Numbers 22.5

There was once a man in the land of Uz whose name was Job. That man was blameless and upright, one who feared God and turned away from evil.
Job 1.1

There are plenty of examples in Scripture of people who had somewhat healthy views of God, people who had no access to the Bible or the people of God. Their views develop before they have access to either.

There are examples of such people now, people who are spiritual but not yet Christian.


What sets these men apart from other pagans? First, all 3 seem to have a belief in 1 God, or at least a belief in the ultimate God (Jethro, Balaam, and Job). This is clear from their interactions in Scripture. They are neither polytheistic nor pantheistic. Ultimately, they answer to 1 God, our God.

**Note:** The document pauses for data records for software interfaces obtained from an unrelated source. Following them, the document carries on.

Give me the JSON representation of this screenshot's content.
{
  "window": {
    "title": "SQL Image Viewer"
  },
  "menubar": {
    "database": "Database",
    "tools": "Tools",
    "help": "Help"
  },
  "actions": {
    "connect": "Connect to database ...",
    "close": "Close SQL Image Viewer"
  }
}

I think it’s important to bear in mind that many people believe in 1 God, or at least in the ultimate God. You don’t need to go to a missions field to discover this. Just go to work or school. This is often a point of common ground.


Secondly, and perhaps more mystifying, they are all 3 seers. In fact there is a Rabbinical tradition that they are contemporaries, seers in network with each other and Pharaoh.

Jethro and Balaam encounter the people of God and bless them. Jethro offers wise counsel to Moses.

Only Job is set apart from the people of God, perhaps in Babylon. Yet he encounters God in profound ways.

the question

So is there a case to be made for people who do not hold Judeo-Christian values, but they 1) believe in the 1 true God, and 2) are oracles?

This is a question I am entirely uncomfortable asking. However, serving in the marketplace has brought me face to face with this question.

This is not a question birthed from some sort of soft universalism. I am using Scriptural examples.

Rather than trying to answer the question, I think at this point it’s best to simply raise it.

Browse Our Archives